But the runner didn’t pass. Instead he stopped and came across to chat. And when he did I suddenly realised that I was talking to Ally McCoist, the ex-Scotland soccer player and the now Rangers manager. He asked me how long the beach was and, after me acknowledging who he was – OK, I admit it, I told him I was a big fan – we chatted a bit more before he shook my hand and ran on. The dog wasn’t at all bothered by him, so I chanced it and let him off the lead and followed Ally along the beach. By the time he reached the end of the beach I’d caught him up again and so I asked if he minded me running back with him as our pace was so similar. We chatted as we ran, about our families, the team, running and such-like. It was a very pleasant run and I wondered if should run at this easy pace with a partner more often. I felt comfortable and happy to run.
I left Mr McCoist’s company half way back to get back to the campsite, although I was happy for the company and the pleasant chat. Ally came across as a nice bloke, easy going and, well, ordinary. He wasn’t a “celebrity” in the bad sense of the word. He asked me as many questions about me and my life as I asked him about his (although I was careful not to be intrusive – I’m sure no one in his position likes being grilled about his personal life. I restricted my questions to his professional life.) We shook hands again and told each other how nice it was to meet each other. I wasn’t starstruck, just happy to have met a nice guy to run with.
Delighted to be running with me, as you can see.
As you can imagine I was eager to get back and tell my husband who I’d been running with. So eager I managed to walk across a fairway with golfers teeing off. Oops. They missed me and I’m here to tell the tale!
The rest of the day was spent watching Andy Murray win the Wimbledon Men’s Title and Vettel win the F1 German Grand Prix and feeling decidedly unwell. After returning from my run we had a sausage breakfast. When I ate mine I sensed something was wrong, they just didn’t taste quite right. Subsequently I spent too much time on the loo or curled up in a sleeping bag yesterday afternoon and evening. I feel better today, although I’ve put my 8 mile long run on hold until later or maybe even tomorrow when my strength will have built up a bit more. I don’t think that I have enough in reserve at the moment.

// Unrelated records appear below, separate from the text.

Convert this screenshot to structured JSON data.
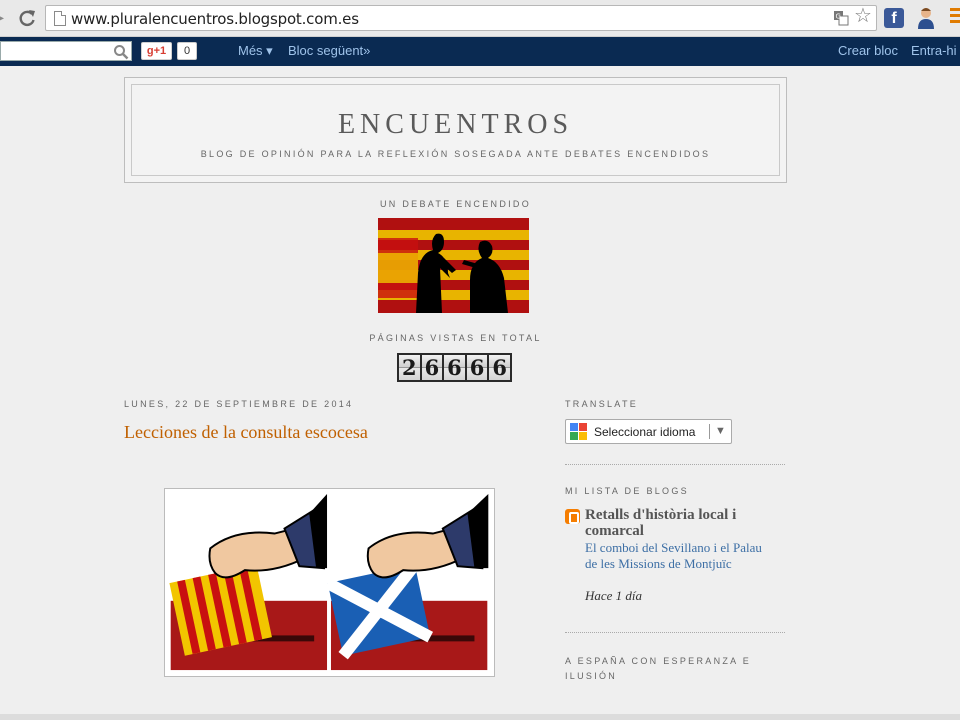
{
  "browser": {
    "url": "www.pluralencuentros.blogspot.com.es"
  },
  "navbar": {
    "gplus_label": "g+1",
    "gplus_count": "0",
    "more_label": "Més ▾",
    "next_blog_label": "Bloc següent»",
    "create_blog_label": "Crear bloc",
    "login_label": "Entra-hi"
  },
  "header": {
    "title": "ENCUENTROS",
    "description": "BLOG DE OPINIÓN PARA LA REFLEXIÓN SOSEGADA ANTE DEBATES ENCENDIDOS"
  },
  "widgets": {
    "debate_title": "UN DEBATE ENCENDIDO",
    "views_title": "PÁGINAS VISTAS EN TOTAL",
    "views_digits": [
      "2",
      "6",
      "6",
      "6",
      "6"
    ]
  },
  "post": {
    "date": "LUNES, 22 DE SEPTIEMBRE DE 2014",
    "title": "Lecciones de la consulta escocesa"
  },
  "sidebar": {
    "translate_title": "TRANSLATE",
    "translate_select": "Seleccionar idioma",
    "bloglist_title": "MI LISTA DE BLOGS",
    "blog_name": "Retalls d'història local i comarcal",
    "blog_post": "El comboi del Sevillano i el Palau de les Missions de Montjuïc",
    "blog_time": "Hace 1 día",
    "next_widget_title": "A ESPAÑA CON ESPERANZA E ILUSIÓN"
  },
  "colors": {
    "navbar_bg": "#0a2a52",
    "post_title": "#c06000",
    "link": "#3d6fa5",
    "blogger_orange": "#f57d00"
  }
}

Where I run depends on the tides. I could do several lengths of the beach or I could venture out into Brora. I know that it’s three miles into town and back, but I still need another five. I may have to buy a map or get a decent interweb signal at a local cafe in order to research possibilities. Heading out blind, I’ve found, isn’t a good idea when you’re running in an area you’ve never really been to before.
In the meantime I’m enjoying the sun and the peace. Life is grand.